A ‘milk tea’ for the elderly?

I am a nurse.

And the oldest patient in my care is 92 years old.

And he uses milk tea to help with digestion.

It’s a traditional drink that has been around for centuries in India, Persia and Japan.

It’s used to treat constipation and to ease back pain.

But it has recently gained popularity in Europe and the US, thanks to a surge in the number of elderly people.

In the United States, the beverage is popular with patients with arthritis, diabetes, Alzheimer’s disease, chronic pain and obesity.

A 2010 study found that patients who took a milk tea daily for six months experienced significant improvement in their pain and their mood.

The drink was also found to be effective in easing muscle cramps.

“I think it’s really important to recognize that it’s a natural medication,” said Dr. Mary Ellen Bouchard, chair of geriatrics at the Mayo Clinic.

“It’s not the same as taking a prescription medication.

It doesn’t have any of the side effects.”

The milk tea has also been linked to some long-term health benefits, including reduced cholesterol levels and improved blood pressure.

According to the Mayo study, about one-quarter of those taking the milk tea reported that their pain, bloating, cramping and nausea improved.

And another study found the milk-based beverage was linked to lower blood pressure and lower triglycerides.

And that’s where the tea comes in.

It can also help with diabetes, obesity and sleep problems.

The milk drink is made from fermented soybeans, rice or lentils, and is steeped for two hours.

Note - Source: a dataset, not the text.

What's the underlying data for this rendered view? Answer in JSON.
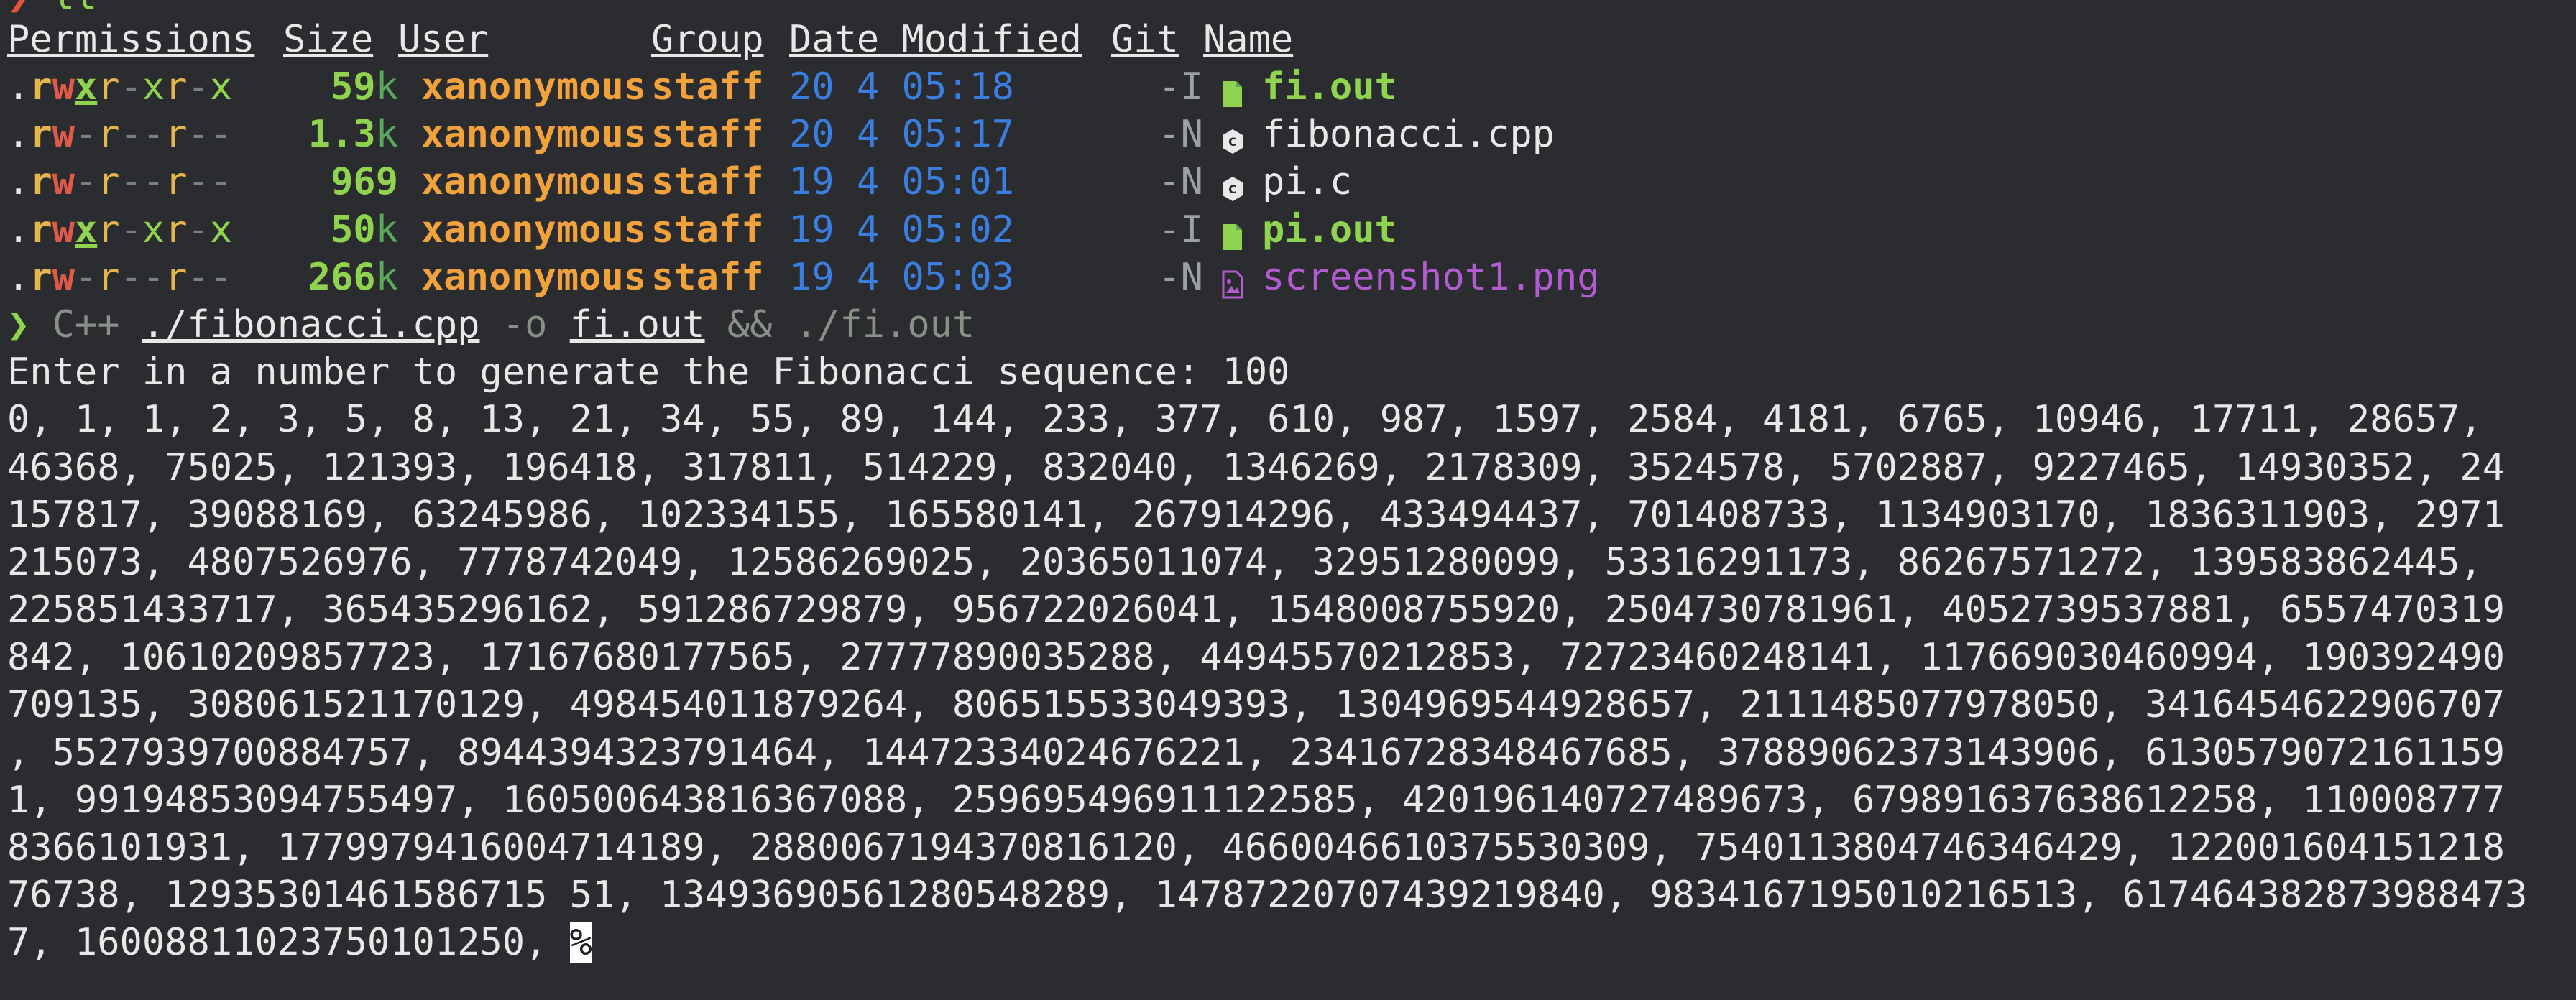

It is often made with fermented rice flour or wheat flour, which is usually a rich source of iron and zinc.

It has been shown to help slow the process of digestion, increase nutrient absorption and help lower blood sugar.

“It helps your digestive system, it’s actually quite powerful,” said Bouchar.

“The body needs iron and nutrients, so you need iron to metabolize and absorb nutrients.

You need zinc, which stimulates your immune system.

It also helps with the production of collagen, which you can actually build new bone.”

One of the benefits of the tea, said Boulard, is that it helps to alleviate constipation.

“When you have constipation, your bowel movements get so much more difficult,” she said.

“You need that energy to get out of your bowels, and it’s very hard to do.”

Dr. Barbara Zuckerman, a professor of gerontology and professor of medicine at Columbia University, says the tea has been well studied in recent years.

“There are now about 30 studies that have examined the benefits,” she told The Jerusalem Report.

“The data suggests that it works.

I think it has a lot of merit.”

The American Geriatrics Society (AGS) also endorsed the milk drink as a treatment option for arthritis.

The American Geriatric Association (AGA) also supports the tea’s use in treating constipation with the goal of improving mood and energy levels.

The AAP also advises older adults to drink a glass of milk tea every morning to help reduce bloating and other side effects.

But Dr. Boucharde disagrees with the recommendations.

“One of my concerns is that there is no evidence that it really helps people get to sleep,” she noted.

“We have to make sure that there are enough nutrients in their diet, and there are no sugars in their diets.

So it’s just not that important.”

A number of health experts have also questioned the effectiveness of the milk teas.

“There is very little research to support it as a therapy for chronic conditions, including pain, fatigue, depression, and sleep disturbances,” said Zucker.

“So I think there is a very real possibility that milk tea may not be beneficial to older adults.”

The AGS recommends that older adults and people with disabilities consume one cup of milk a day.

The American Medical Association (AMA) says its recommendation to all adults and the elderly to drink three to four glasses of milk every day is a good one.

“This beverage should be considered an adjunct to regular drinking, not an exclusive form of beverages,” AMA President and CEO Thomas R. Cignarella wrote in a statement.

“Maintaining adequate nutrient intake and adequate physical activity may be necessary for a variety of health problems.

For some people, drinking milk may provide additional health benefits.”

A study published in the Journal of the American Geriatr Society found that a milk beverage can help improve mood and reduce fatigue in older adults, even when they are not drinking milk tea.

“If we look at the benefit in terms of lowering depression, the effect of milk and caffeine was very significant,” said Lillian D’Auria, a senior lecturer in geriatrics and a gerontologist at King’s College London.

“If you’re talking about the impact of caffeine, I think that’s really interesting.”

Dr D’Ouria says the effect was particularly noticeable